Kanjiro Kawai's House
In Eastern Kyoto, on the otherside of this home’s weathered wooden doors — you’ll find the perfectly preserved home and workshop of prolific potter and advocate of the ‘Mingei Movement’, Kanjiro Kawai.
In Higashiyama, a neighborhood in Eastern Kyoto, you may find yourself in front of an unassuming and seemingly uniform Machiya-scape. However, on the other side of this specific home’s weathered wooden doors — you’ll find the perfectly preserved home and workshop of the prolific potter and advocate of the ‘Mingei Movement,’ Kanjiro Kawai.
Mingei celebrated the “unknown craftsman” and emphasised traditional folk crafts, cultures, and values.
In a two-story structure designed by the potter (/philosopher, writer, sculptor, and wood carver), the ubiquity of dark wood, which may otherwise feel cumbersome, is met with the golden glow of illuminated rice paper screens to create an airy space which opens up to the second story.

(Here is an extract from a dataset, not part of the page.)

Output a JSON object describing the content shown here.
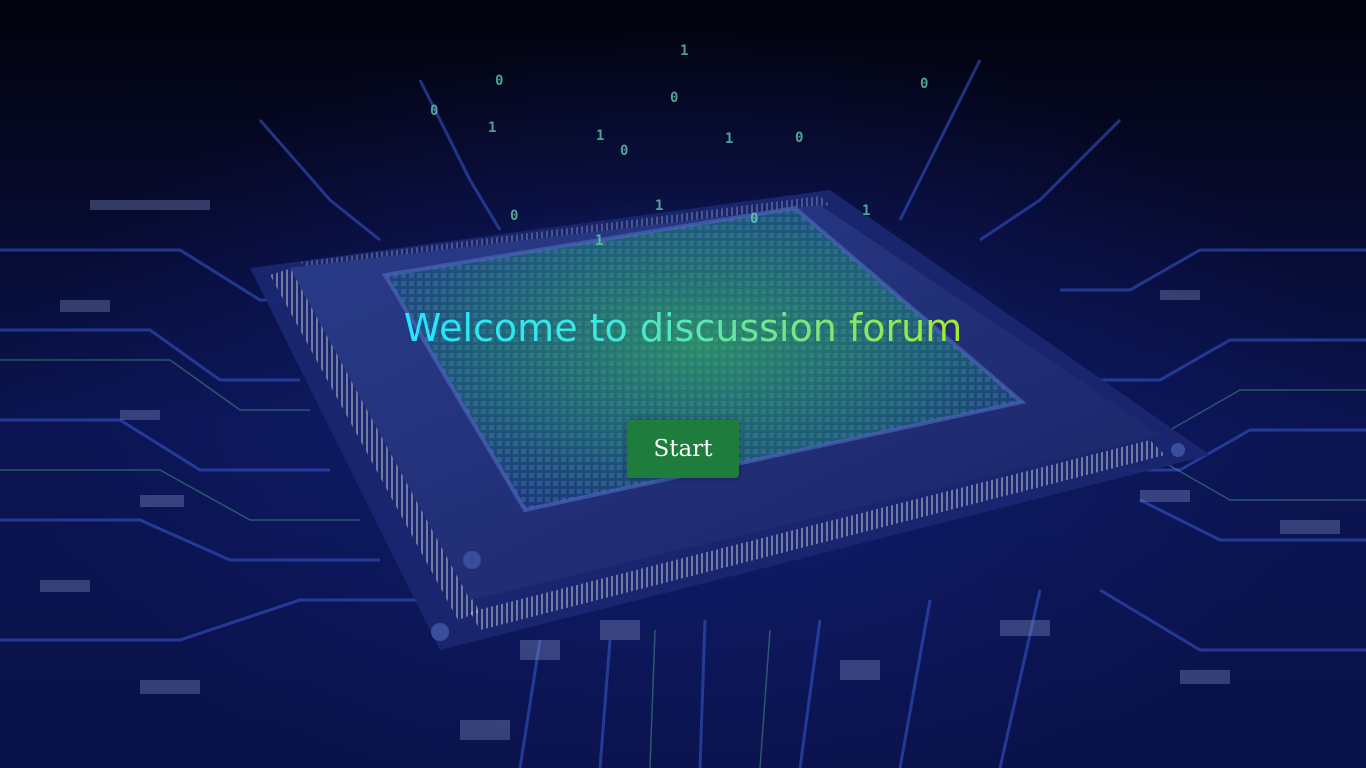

I ran my fingers across a hardwood chest assembled snugly using Japanese joinery. Noticed the interlocking Korean-inspired wooden floor. Observed everyday objects crafted from hundreds of years of material intelligence and thoughtfully (wood)carved, (ceramic) glazed pieces which felt as important as the considered empty space around them.